An organic farm which gives vulnerable people a chance to learn horticultural skills is celebrating after clinching a major funding boost.
Langwith-based Rhubarb Farm – which provides work placements, training and volunteering opportunities for the needy – has secured £25,000 to help make it grow over the coming years.
The farm beat off competition from seven other organisations to clinch the cash from the Coalfields Regeneration Trust (CRT).
Those with mental health problems and ex-offenders, along with people who struggle with social situations, recovering drug and alcohol misusers and youngsters who have been excluded from school, can all become volunteers.

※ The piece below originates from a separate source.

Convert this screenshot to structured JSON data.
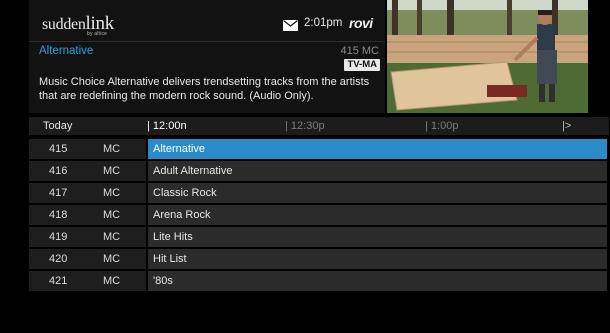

They work to supply fruit and vegetables to shops, cafes and pubs in the Derbyshire area.
The farm was awarded the money after judges were impressed by its presentation in the bidding process.
Luke Kelly, an ex-burglar, ex-prisoner and ex-heroin addict, who is now a key member of Rhubarb Farm, told judges how he had turned his life around thanks to the organisation.
Jennie Street, managing director of the farm, said: “I decided not to put together a slick PowerPoint presentation – after all, what we deliver is all about people. Instead I chose to take a living presentation – in the form of Luke – to the panel.”
Andy Lock, head of operations for the trust, said: “The panel was hugely impressed with Jennie’s approach to the presentation stages – what better way to evidence real change than to bring someone along who can take you through the whole journey.
“Hearing Luke’s story was shocking but also a real reminder of the fantastic work that these organisations are involved with and the life-changing difference they make.”